*** Begin section ***

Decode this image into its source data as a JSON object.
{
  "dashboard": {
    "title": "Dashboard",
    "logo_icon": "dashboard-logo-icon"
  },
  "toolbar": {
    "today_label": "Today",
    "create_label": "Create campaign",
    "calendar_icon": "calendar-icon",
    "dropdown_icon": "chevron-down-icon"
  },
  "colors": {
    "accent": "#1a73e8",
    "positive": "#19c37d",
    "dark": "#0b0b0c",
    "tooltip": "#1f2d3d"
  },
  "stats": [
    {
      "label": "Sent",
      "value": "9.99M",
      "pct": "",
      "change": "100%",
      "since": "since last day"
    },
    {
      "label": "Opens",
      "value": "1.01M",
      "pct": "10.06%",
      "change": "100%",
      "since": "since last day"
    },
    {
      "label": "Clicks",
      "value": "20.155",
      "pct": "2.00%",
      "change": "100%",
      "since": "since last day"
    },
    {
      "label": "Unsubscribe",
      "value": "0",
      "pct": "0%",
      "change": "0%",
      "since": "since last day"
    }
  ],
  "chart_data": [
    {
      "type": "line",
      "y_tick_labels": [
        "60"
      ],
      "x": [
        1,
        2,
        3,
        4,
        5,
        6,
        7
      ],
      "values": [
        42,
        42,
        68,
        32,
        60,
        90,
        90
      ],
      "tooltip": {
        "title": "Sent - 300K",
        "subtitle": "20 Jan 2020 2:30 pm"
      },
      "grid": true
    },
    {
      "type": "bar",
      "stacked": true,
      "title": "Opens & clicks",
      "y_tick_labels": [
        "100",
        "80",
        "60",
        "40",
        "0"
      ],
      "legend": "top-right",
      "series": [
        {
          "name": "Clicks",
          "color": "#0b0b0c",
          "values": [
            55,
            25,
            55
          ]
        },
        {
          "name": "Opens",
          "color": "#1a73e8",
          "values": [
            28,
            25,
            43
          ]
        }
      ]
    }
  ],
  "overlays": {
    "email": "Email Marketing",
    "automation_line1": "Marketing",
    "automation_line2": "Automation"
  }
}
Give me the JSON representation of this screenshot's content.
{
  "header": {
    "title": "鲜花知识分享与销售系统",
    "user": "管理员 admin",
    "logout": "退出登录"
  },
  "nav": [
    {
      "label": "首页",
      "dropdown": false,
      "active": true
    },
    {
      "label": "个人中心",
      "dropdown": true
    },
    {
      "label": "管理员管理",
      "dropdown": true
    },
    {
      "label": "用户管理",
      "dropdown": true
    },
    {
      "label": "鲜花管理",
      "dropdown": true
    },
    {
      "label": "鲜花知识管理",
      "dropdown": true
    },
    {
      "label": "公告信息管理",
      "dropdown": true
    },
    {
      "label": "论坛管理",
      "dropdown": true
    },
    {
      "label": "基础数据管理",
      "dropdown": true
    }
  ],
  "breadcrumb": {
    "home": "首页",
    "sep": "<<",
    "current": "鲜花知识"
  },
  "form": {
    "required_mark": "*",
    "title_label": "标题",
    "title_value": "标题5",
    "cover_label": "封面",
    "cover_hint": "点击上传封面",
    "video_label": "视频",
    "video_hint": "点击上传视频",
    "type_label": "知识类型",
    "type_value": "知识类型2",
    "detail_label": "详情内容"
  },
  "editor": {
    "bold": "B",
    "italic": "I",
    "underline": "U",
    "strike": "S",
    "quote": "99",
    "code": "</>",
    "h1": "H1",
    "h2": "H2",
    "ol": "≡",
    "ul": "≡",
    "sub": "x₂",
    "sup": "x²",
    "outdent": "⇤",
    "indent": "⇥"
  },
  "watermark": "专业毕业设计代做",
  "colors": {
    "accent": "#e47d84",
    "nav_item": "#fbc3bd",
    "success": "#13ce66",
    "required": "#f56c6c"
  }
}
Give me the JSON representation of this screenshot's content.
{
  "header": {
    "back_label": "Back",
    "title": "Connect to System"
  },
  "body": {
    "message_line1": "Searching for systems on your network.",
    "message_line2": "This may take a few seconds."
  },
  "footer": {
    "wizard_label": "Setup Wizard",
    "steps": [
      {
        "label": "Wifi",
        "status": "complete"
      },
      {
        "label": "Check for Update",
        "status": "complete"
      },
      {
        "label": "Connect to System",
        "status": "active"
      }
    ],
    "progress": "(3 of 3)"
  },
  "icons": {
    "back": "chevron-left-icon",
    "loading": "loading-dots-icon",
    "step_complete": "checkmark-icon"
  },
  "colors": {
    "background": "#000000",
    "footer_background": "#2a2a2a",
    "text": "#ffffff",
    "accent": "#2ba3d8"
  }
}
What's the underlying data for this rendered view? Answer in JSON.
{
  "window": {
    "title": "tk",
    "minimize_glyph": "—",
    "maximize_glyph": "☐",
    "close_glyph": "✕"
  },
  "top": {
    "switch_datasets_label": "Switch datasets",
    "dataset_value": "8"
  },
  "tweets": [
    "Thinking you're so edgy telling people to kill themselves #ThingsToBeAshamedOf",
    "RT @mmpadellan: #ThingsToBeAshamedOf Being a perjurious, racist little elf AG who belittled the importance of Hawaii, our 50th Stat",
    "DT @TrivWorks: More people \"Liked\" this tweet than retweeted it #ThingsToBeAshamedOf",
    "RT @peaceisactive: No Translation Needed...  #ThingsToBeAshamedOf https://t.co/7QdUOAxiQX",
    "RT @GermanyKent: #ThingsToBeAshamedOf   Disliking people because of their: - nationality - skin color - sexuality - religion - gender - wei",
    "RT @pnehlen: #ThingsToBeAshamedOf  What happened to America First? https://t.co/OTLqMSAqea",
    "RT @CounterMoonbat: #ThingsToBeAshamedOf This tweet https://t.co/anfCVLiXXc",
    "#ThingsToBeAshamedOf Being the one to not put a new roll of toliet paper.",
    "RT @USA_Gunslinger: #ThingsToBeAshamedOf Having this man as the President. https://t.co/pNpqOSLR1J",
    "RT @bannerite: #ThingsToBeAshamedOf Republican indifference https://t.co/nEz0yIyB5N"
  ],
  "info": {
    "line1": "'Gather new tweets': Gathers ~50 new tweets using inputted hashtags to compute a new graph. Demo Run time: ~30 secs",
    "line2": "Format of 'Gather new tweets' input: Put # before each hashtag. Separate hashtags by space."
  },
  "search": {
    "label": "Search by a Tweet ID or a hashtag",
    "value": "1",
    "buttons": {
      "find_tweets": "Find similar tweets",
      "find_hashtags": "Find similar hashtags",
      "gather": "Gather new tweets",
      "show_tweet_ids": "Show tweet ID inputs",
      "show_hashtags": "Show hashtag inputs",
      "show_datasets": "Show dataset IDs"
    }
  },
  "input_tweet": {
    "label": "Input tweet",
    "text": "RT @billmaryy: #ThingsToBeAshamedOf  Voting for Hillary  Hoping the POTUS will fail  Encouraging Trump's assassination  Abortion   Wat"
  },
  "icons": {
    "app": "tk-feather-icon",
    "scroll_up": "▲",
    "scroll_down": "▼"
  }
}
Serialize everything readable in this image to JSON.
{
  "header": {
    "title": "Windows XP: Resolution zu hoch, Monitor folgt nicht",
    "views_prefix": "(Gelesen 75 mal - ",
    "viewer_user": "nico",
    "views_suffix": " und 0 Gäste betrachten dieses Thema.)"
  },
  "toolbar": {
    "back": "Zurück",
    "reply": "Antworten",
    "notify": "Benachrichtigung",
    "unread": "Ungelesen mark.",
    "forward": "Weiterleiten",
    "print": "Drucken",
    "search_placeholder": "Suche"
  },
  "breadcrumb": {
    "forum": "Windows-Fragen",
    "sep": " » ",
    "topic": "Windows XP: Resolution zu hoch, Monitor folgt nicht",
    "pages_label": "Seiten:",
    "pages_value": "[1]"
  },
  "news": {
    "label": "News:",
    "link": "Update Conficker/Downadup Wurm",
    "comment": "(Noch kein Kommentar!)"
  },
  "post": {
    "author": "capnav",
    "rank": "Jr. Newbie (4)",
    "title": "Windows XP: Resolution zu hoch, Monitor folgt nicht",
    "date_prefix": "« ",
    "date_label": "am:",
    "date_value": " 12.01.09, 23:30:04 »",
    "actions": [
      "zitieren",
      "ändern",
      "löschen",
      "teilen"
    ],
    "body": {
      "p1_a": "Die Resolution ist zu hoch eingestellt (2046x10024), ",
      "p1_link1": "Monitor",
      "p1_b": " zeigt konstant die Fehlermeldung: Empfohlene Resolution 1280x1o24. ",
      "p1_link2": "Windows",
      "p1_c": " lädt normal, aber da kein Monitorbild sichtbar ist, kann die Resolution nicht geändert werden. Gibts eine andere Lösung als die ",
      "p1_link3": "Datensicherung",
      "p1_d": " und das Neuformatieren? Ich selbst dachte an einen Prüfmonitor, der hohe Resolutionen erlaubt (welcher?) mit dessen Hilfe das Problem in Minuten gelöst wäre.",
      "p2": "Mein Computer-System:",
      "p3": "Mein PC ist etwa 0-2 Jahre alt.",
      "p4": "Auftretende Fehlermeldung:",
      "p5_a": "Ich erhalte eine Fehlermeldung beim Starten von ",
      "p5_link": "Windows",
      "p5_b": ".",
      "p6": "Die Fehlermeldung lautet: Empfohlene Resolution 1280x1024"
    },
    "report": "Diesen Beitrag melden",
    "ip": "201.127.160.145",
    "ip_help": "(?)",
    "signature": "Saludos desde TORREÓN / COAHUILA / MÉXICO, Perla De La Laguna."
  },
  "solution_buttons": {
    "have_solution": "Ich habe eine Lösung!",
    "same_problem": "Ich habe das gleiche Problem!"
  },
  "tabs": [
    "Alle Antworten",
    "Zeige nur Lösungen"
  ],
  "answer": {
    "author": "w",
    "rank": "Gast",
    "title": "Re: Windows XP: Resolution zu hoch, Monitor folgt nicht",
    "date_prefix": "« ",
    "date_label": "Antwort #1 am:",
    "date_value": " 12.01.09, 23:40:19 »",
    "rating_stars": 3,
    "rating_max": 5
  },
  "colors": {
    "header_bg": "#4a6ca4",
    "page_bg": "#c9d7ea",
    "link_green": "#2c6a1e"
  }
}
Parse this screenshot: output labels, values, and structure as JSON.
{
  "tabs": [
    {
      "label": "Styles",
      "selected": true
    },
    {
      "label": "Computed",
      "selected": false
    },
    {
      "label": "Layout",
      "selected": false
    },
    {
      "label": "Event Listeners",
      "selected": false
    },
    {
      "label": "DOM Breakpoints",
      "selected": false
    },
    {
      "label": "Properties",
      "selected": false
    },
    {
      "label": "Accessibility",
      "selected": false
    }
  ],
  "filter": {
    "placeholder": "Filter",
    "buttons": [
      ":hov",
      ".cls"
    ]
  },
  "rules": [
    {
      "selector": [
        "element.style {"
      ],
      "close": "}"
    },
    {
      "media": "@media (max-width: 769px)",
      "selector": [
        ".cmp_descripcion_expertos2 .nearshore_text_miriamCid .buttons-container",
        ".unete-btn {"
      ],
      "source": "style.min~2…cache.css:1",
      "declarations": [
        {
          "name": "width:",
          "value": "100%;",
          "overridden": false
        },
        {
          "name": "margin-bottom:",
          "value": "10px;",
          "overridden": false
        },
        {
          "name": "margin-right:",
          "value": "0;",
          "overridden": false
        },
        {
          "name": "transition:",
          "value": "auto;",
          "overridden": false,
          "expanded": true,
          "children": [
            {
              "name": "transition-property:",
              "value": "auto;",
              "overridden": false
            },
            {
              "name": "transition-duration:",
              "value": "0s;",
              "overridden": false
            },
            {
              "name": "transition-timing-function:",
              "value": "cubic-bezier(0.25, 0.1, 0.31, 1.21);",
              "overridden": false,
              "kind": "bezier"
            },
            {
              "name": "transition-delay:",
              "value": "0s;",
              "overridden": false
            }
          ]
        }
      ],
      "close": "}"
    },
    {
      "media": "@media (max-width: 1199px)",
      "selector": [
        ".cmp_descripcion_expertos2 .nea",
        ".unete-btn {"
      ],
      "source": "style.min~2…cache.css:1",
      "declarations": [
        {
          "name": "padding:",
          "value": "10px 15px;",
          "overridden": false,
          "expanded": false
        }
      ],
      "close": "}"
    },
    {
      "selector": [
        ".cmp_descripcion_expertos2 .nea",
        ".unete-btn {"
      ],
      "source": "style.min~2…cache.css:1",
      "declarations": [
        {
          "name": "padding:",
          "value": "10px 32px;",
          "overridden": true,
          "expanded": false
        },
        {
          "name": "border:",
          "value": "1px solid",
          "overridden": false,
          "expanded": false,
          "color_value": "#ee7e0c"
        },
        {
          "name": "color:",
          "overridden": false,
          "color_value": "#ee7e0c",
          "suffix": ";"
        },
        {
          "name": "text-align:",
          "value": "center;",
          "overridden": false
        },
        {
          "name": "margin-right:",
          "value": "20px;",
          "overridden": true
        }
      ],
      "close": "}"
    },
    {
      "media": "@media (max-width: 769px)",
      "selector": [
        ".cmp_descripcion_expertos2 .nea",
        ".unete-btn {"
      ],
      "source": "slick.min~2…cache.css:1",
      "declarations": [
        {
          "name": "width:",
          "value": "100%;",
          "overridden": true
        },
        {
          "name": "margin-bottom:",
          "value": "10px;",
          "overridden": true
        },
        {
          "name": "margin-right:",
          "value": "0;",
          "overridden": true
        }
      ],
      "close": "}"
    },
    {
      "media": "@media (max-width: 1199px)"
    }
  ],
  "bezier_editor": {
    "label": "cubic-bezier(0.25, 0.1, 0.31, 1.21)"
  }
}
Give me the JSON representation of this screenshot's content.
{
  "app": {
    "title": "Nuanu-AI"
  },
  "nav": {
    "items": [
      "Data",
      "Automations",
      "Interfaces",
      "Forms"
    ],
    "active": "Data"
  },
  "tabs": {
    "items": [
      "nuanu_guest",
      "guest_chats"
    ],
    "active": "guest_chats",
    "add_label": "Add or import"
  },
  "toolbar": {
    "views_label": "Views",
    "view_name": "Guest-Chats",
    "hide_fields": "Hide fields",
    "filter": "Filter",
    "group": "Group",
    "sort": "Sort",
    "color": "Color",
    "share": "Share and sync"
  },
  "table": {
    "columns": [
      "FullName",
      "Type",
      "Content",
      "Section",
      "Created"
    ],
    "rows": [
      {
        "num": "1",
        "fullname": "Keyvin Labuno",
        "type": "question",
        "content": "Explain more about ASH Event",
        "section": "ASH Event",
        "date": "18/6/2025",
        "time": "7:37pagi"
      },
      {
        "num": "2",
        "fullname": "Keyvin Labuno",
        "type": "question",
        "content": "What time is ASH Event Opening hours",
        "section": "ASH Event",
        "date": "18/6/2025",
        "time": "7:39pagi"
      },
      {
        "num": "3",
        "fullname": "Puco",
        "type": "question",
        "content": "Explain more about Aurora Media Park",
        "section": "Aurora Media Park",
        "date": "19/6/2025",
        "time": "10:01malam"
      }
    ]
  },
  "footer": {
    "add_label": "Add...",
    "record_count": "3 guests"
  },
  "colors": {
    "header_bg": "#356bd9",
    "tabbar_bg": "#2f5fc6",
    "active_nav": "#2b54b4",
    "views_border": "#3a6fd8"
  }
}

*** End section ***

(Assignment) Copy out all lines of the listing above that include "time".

(Answer box)
    "line1": "'Gather new tweets': Gathers ~50 new tweets using inputted hashtags to compute a new graph. Demo Run time: ~30 secs",
        "time": "7:37pagi"
        "content": "What time is ASH Event Opening hours",
        "time": "7:39pagi"
        "time": "10:01malam"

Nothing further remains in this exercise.